Three farms in Guatemala where coffee giant Nespresso buys beans have been using child labour, the company has admitted after experts probed its suppliers in the region.
The coffee maker said a team of 10 investigators had found three “confirmed cases of child labour” on the 374 farms they visited in the region.
“Firm action has been taken,” it added.
The three farms have been struck off from its list of suppliers, said Nespresso, which is one of the world’s biggest buyers of coffee.
However, the farms will return to its payroll when they can “prove that they have resolved the situation”, Nespresso said.
A Dispatches documentary last month allegedly showed children as young as 11 working on six Nespresso-supplying farms in Guatemala.
The documentary crew filmed children picking coffee beans or hauling sacks at a total of six farms which supply the coffee giant.
The company’s experts visited all Nespresso’s suppliers in the Fraijanes region of Guatemala.
They found three farms with child labour, but others where children were “legitimately” helping out.
In a statement, the company said: “Given that the allegations related to a period of school vacation, the investigators were particularly careful to distinguish between cases where children were helping their parents legitimately, mitigating the safety risks of leaving children unattended at home, and cases of child labour which contravene local and international standards, for which Nespresso has a clear zero-tolerance approach.”
The coffee maker has now laid out a six-point short-term plan to crack down on labour abuses in Guatemala.
It will double its team of experts, hire social workers to help families with children, and introduce spot checks and unannounced farm visits.

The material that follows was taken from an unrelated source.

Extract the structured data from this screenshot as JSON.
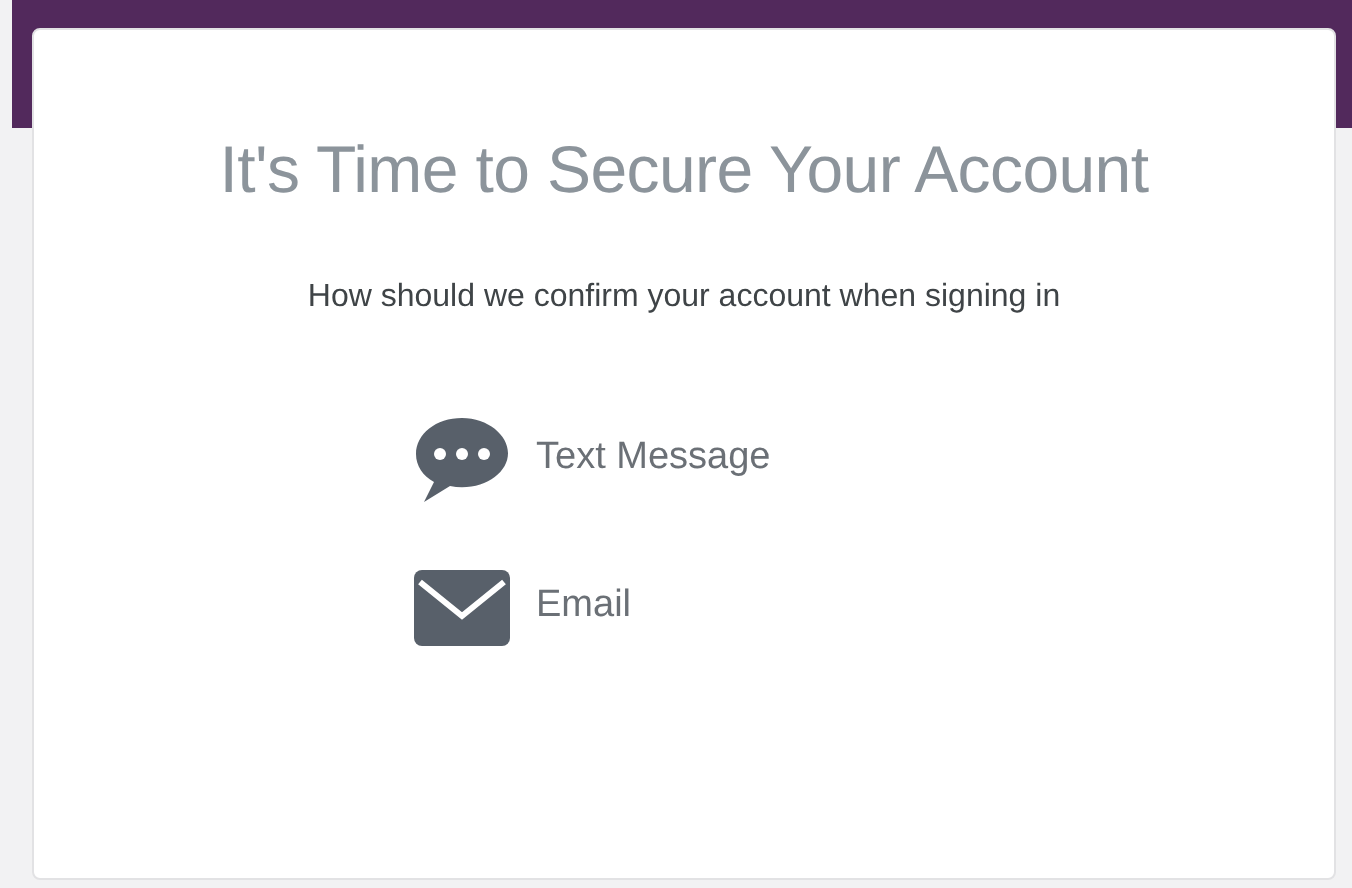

Chief executive Guillaume Le Cunff said: “Child protection is critical for us. We are working closely with our partners in Guatemala and around the world to raise awareness and educate farmers and suppliers on the risks of child labour, and ensure we do everything we can to minimise the possibility of this happening in the future. This issue is, and always will be, a priority for us.”